This voltage determines the insulation thickness and conductor spacing. This reduces the cost of HVDC transmission lines as compared to AC transmission and allows transmission line corridors to carry a higher power density.
A HVDC transmission line would not produce the same sort of extremely low frequency (ELF) electromagnetic field as would an equivalent AC line. While there has been some concern in the past regarding possible harmful effects of such fields, including the suspicion of increasing leukemia rates, the current scientific consensus does not consider ELF sources and their associated fields to be harmful.
Deployment of HVDC equipment would not completely eliminate electric fields, as there would still be DC electric field gradients between the conductors and ground. Such fields are not associated with health effects.
This feature has encouraged wider use of HVDC technology for its stability benefits alone. Power flow on an HVDC transmission line is set using the control systems of converter stations.
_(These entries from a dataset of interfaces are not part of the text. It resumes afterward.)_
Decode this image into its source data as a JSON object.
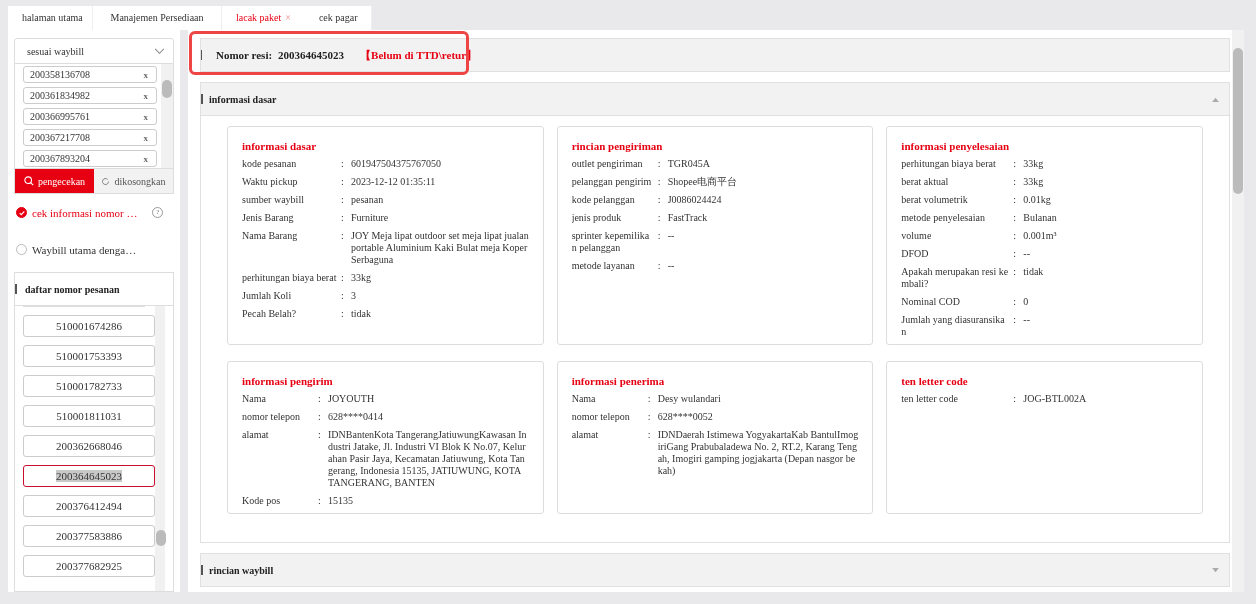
{
  "tabs": [
    {
      "label": "halaman utama",
      "selected": false
    },
    {
      "label": "Manajemen Persediaan",
      "selected": false
    },
    {
      "label": "lacak paket",
      "selected": true,
      "close": "×"
    },
    {
      "label": "cek pagar",
      "selected": false
    }
  ],
  "sidebar": {
    "query_type": "sesuai waybill",
    "waybill_tags": [
      {
        "number": "200358136708",
        "remove": "x"
      },
      {
        "number": "200361834982",
        "remove": "x"
      },
      {
        "number": "200366995761",
        "remove": "x"
      },
      {
        "number": "200367217708",
        "remove": "x"
      },
      {
        "number": "200367893204",
        "remove": "x"
      }
    ],
    "buttons": [
      {
        "label": "pengecekan",
        "kind": "primary"
      },
      {
        "label": "dikosongkan",
        "kind": "secondary"
      }
    ],
    "options": [
      {
        "label": "cek informasi nomor …",
        "checked": true,
        "help": "?"
      },
      {
        "label": "Waybill utama denga…",
        "checked": false
      }
    ],
    "order_list": {
      "title": "daftar nomor pesanan",
      "items": [
        {
          "label": "510001674286",
          "selected": false
        },
        {
          "label": "510001753393",
          "selected": false
        },
        {
          "label": "510001782733",
          "selected": false
        },
        {
          "label": "510001811031",
          "selected": false
        },
        {
          "label": "200362668046",
          "selected": false
        },
        {
          "label": "200364645023",
          "selected": true
        },
        {
          "label": "200376412494",
          "selected": false
        },
        {
          "label": "200377583886",
          "selected": false
        },
        {
          "label": "200377682925",
          "selected": false
        }
      ]
    }
  },
  "receipt": {
    "label": "Nomor resi:",
    "number": "200364645023",
    "status": "【Belum di TTD\\retur】",
    "highlighted": true
  },
  "separator": ":",
  "sections": [
    {
      "title": "informasi dasar",
      "expanded": true,
      "cards": [
        {
          "title": "informasi dasar",
          "fields": [
            {
              "label": "kode pesanan",
              "value": "601947504375767050"
            },
            {
              "label": "Waktu pickup",
              "value": "2023-12-12 01:35:11"
            },
            {
              "label": "sumber waybill",
              "value": "pesanan"
            },
            {
              "label": "Jenis Barang",
              "value": "Furniture"
            },
            {
              "label": "Nama Barang",
              "value": "JOY Meja lipat outdoor set meja lipat jualan portable Aluminium Kaki Bulat meja Koper Serbaguna"
            },
            {
              "label": "perhitungan biaya berat",
              "value": "33kg"
            },
            {
              "label": "Jumlah Koli",
              "value": "3"
            },
            {
              "label": "Pecah Belah?",
              "value": "tidak"
            }
          ]
        },
        {
          "title": "rincian pengiriman",
          "fields": [
            {
              "label": "outlet pengiriman",
              "value": "TGR045A"
            },
            {
              "label": "pelanggan pengirim",
              "value": "Shopee电商平台"
            },
            {
              "label": "kode pelanggan",
              "value": "J0086024424"
            },
            {
              "label": "jenis produk",
              "value": "FastTrack"
            },
            {
              "label": "sprinter kepemilikan pelanggan",
              "value": "--"
            },
            {
              "label": "metode layanan",
              "value": "--"
            }
          ]
        },
        {
          "title": "informasi penyelesaian",
          "fields": [
            {
              "label": "perhitungan biaya berat",
              "value": "33kg"
            },
            {
              "label": "berat aktual",
              "value": "33kg"
            },
            {
              "label": "berat volumetrik",
              "value": "0.01kg"
            },
            {
              "label": "metode penyelesaian",
              "value": "Bulanan"
            },
            {
              "label": "volume",
              "value": "0.001m³"
            },
            {
              "label": "DFOD",
              "value": "--"
            },
            {
              "label": "Apakah merupakan resi kembali?",
              "value": "tidak"
            },
            {
              "label": "Nominal COD",
              "value": "0"
            },
            {
              "label": "Jumlah yang diasuransikan",
              "value": "--"
            }
          ]
        },
        {
          "title": "informasi pengirim",
          "fields": [
            {
              "label": "Nama",
              "value": "JOYOUTH"
            },
            {
              "label": "nomor telepon",
              "value": "628****0414"
            },
            {
              "label": "alamat",
              "value": "IDNBantenKota TangerangJatiuwungKawasan Industri Jatake, Jl. Industri VI Blok K No.07, Kelurahan Pasir Jaya, Kecamatan Jatiuwung, Kota Tangerang, Indonesia 15135, JATIUWUNG, KOTA TANGERANG, BANTEN"
            },
            {
              "label": "Kode pos",
              "value": "15135"
            }
          ]
        },
        {
          "title": "informasi penerima",
          "fields": [
            {
              "label": "Nama",
              "value": "Desy wulandari"
            },
            {
              "label": "nomor telepon",
              "value": "628****0052"
            },
            {
              "label": "alamat",
              "value": "IDNDaerah Istimewa YogyakartaKab BantulImogiriGang Prabubaladewa No. 2, RT.2, Karang Tengah, Imogiri gamping jogjakarta (Depan nasgor bekah)"
            }
          ]
        },
        {
          "title": "ten letter code",
          "fields": [
            {
              "label": "ten letter code",
              "value": "JOG-BTL002A"
            }
          ]
        }
      ]
    },
    {
      "title": "rincian waybill",
      "expanded": false
    }
  ]
}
Power flow does not depend on the operating mode of connected power systems.
Thus, unlike HVAC ties, HVDC intersystem ties can be of arbitrarily low transfer capacity, eliminating the “weak tie problem,” and lines can be designed on the basis of optimal power flows.
Similarly, the difficulties of synchronizing different operational control systems at different power systems are eliminated. Fast-acting emergency control systems on HVDC transmission lines can further increase the stability and reliability of the power system as a whole. Further, power flow regulation can be used for damping oscillations in powersystems or in parallel HVAC lines.
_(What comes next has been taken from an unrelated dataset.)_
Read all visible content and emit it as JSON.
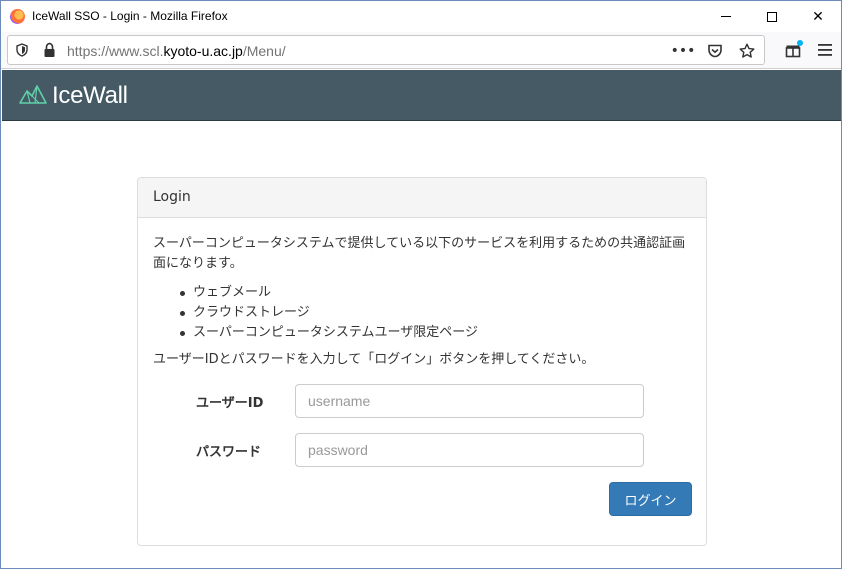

The advantages described above encourage the use of DC links for separating large power systems into several nonsynchronous parts.
For example, the rapidly growing Indian power system is being constructed as several regional power systems interconnected with HVDC transmission lines and back-to-back converters with centralized control of these HVDC elements (Koshcheev 2001).
Likewise, in China, ±800-kV HVDC will be the main mode used to transmit large capacity over very long distances from large hydropower and thermal power bases. Other applications involve long-distance transmission projects with few tie-ins of power supplies along the line (Yinbiao 2005).
Reference: Argonne National Laboratory – The design, construction and operation of long-distance high voltage electricity transmission technologies